AbstractStroke is an abrupt interruption of blood flow to the brain causing loss of neurological function. In the United States, stroke is the leading cause of disability and the fifth most common cause of death. Yearly stroke expenditures average $45.5 billion USD, making stroke one of the most expensive diseases in the country. Stroke can be ischemic – when caused by thromboembolic obstruction – or hemorrhagic – when caused by a rupture in the cerebral vasculature.

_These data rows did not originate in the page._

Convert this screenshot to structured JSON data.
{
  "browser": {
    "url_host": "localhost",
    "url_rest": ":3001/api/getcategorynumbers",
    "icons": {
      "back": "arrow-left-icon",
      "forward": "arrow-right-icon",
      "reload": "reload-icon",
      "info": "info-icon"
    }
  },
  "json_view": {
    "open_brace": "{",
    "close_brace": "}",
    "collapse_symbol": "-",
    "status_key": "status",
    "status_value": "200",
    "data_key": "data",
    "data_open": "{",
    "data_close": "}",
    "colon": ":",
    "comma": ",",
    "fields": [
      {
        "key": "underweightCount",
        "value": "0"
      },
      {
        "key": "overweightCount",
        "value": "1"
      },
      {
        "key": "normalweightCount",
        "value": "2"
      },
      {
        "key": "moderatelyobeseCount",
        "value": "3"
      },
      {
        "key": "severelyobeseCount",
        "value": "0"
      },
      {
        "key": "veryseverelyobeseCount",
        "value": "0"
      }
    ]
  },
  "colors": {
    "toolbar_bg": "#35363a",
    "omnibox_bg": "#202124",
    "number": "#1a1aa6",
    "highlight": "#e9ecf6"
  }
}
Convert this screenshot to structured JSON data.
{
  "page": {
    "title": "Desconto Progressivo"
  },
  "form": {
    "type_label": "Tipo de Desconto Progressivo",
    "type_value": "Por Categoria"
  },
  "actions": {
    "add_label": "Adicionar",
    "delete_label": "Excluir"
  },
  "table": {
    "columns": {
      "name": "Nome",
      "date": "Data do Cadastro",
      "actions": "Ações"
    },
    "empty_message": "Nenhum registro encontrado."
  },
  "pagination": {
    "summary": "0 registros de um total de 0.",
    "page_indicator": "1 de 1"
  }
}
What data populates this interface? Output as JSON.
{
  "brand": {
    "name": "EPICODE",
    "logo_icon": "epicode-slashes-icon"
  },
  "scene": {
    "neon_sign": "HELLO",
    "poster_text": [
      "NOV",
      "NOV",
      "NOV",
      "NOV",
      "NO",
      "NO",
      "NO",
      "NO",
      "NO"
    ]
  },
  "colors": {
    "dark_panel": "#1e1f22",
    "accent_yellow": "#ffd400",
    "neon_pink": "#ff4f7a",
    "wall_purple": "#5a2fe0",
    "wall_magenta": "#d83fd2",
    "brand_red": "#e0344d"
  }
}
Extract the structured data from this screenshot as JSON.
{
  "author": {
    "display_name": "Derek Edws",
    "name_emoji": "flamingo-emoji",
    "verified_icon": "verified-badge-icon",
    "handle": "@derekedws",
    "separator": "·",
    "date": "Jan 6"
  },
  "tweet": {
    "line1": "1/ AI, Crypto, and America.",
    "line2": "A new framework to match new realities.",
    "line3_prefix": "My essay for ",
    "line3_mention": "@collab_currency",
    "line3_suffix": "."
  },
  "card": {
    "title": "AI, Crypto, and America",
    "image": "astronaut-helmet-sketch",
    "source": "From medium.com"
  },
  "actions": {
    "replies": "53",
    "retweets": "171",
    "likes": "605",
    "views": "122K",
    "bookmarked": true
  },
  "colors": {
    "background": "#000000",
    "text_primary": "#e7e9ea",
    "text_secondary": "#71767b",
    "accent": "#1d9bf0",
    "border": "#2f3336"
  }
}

For decades, the management of ischemic stroke (IS) was primarily medical, with recombinant tissue plasma activator being the mainstay of treatment. Recently, the value of mechanical thrombectomy for IS management was proved by several randomized studies. Mechanical thrombectomy is now recommended for patients with internal carotid artery or proximal middle cerebral artery occlusion in whom treatment can be initiated within 6 hours of stroke onset. The adoption of endovascular interventions caused a shift in the settings in which IS patients are managed, with IS patients now being common in neurosurgical wards. Understanding the medical complications of IS and their role in the perioperative management of IS patients is of paramount importance for optimizing the surgical care of stroke.
In contrast to IS, surgery has been the mainstay of treatment for aneurysmal subarachnoid hemorrhage (aSAH) – a subtype of hemorrhagic stroke. The experience accumulated by generations of cerebrovascular surgeons led to a decrease in surgical complications after aSAH. Because surgical complications of aSAH are highly lethal, reductions in their incidence resulted in increased patient survival. Outcomes of aSAH – however – remain suboptimal, with two-thirds of aSAH patients surviving aneurysm surgery facing death or disability. Medical complications of aSAH may not be as lethal as surgical complications, but they are the main drivers of disability, making their study essential for aSAH outcome improvement.
Citable link to this pagehttps://nrs.harvard.edu/URN-3:HUL.INSTREPOS:37365239